When the public doesn’t trust a prosecutor, juries become skeptical of evidence and are more apt to acquit defendants who genuinely threaten public safety. More fundamentally, the criminal justice system is built on the premise of public confidence in prosecutors’ impartiality. Criminal laws are often drafted quite broadly, and we rely on a prosecutor’s judgment to screen out cases where conduct is technically in violation of the statute, but prosecution would be unfair. The appearance of undue influence by defense lawyers will undermine the legitimacy of this prosecutorial discretion.
Currently, district attorney elections are governed by New York State’s notoriously lax campaign finance laws. In Manhattan, for example, an individual may contribute up to $50,000 to a district attorney candidate — and even that generous limit has a loophole allowing additional contributions through corporations the individual donor owns or controls.
By contrast, elections for New York City offices, including for mayor and City Council, are subject to much stricter limits. Contributions to mayoral candidates are limited to $4,950 for an election cycle, which includes the primary and general elections. Corporate contributions are prohibited. Crucially, the first $175 of any individual’s contribution is matched six to one, meaning that a $175 contribution is actually worth $1,225 to the candidate. This magnifies the effect of small contributions enormously — and encourages candidates to seek them.

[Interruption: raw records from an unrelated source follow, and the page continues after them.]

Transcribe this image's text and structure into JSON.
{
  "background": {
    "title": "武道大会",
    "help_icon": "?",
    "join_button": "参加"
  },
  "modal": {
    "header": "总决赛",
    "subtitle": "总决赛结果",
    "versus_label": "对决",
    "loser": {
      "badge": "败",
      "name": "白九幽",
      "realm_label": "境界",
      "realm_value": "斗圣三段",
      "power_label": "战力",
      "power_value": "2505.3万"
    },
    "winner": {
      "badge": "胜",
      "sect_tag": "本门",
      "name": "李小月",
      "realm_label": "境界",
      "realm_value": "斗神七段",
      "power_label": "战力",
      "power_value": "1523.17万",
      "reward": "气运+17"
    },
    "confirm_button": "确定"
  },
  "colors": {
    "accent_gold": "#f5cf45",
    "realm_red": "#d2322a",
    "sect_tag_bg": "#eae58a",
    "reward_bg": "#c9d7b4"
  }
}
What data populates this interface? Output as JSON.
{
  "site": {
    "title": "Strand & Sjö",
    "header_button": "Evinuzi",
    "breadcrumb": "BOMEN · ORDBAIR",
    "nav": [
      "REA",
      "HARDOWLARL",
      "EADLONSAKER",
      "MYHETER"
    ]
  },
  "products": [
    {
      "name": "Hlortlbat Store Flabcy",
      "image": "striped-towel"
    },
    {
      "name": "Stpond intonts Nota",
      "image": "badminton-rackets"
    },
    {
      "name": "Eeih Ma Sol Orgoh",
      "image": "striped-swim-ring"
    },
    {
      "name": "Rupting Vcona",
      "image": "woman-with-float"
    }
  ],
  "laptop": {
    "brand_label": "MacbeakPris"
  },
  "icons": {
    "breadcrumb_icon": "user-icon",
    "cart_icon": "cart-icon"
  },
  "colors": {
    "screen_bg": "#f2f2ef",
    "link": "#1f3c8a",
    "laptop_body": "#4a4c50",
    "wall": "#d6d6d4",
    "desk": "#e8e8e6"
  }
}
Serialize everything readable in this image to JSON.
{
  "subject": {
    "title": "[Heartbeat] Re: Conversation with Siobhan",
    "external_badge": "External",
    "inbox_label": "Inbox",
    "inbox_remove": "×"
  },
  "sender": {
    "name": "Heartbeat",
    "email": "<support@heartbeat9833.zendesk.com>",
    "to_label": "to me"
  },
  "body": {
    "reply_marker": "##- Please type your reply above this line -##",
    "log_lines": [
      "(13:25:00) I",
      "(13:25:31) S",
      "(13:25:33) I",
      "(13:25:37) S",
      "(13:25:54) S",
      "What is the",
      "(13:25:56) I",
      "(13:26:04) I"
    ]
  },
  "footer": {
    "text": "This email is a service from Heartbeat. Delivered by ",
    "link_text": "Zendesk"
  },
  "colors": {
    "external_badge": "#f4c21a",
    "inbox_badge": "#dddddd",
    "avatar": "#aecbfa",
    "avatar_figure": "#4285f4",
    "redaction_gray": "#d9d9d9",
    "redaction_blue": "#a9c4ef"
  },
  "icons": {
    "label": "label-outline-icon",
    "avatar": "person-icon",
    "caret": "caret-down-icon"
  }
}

The matching-funds program has worked well for nearly 20 years and has won high marks for helping to avoid the problem Mr. Vance is encountering.
Read the full article.
The New York Times: "When Internships Don’t Pay, Some Colleges Will"
When Internships Don’t Pay, Some Colleges Will (The New York Times)
Elizabeth Pooran teaching tech last year at the Senior Planet Exploration Center, where she held an internship subsidized by Pace University. Credit: Drew Levin
Pace was featured in the Education Life section of "The New York Times." From The Times:
"...Pace University posted more than 4,000 internships last year, about 40 percent of them unpaid, and provides grants for many internships in the nonprofit sector.
“We’re not trying to proselytize with these students, but we’d like their eyes to be open to the second and third sectors in our economy,” said Rebecca Tekula, executive director of Pace’s Wilson Center for Social Entrepreneurship.
Pace’s Wilson Center for Social Entrepreneurship pairs students with nonprofits in and around New York City, like Greyston Bakery, Housing Works and the Legal Aid Society. Elizabeth Pooran interned last year at Senior Planet Exploration Center in Chelsea, a community space designed to teach technology, including digital photography and the internet, to older adults to encourage them to lead independent, connected lives. And Latino U College Access, a fledgling nonprofit that works with first-generation college students, has used Pace interns for three of its five years. “I always say that my organization was built with the support and by the hands of Pace University interns,” said Shirley Acevedo Buontempo, the founder.
Students in the Wilson internship program receive $16 an hour, or $4,480 for eight weeks. Some 120 students have participated since 2009, with grants totaling about $500,000."
Read the full article.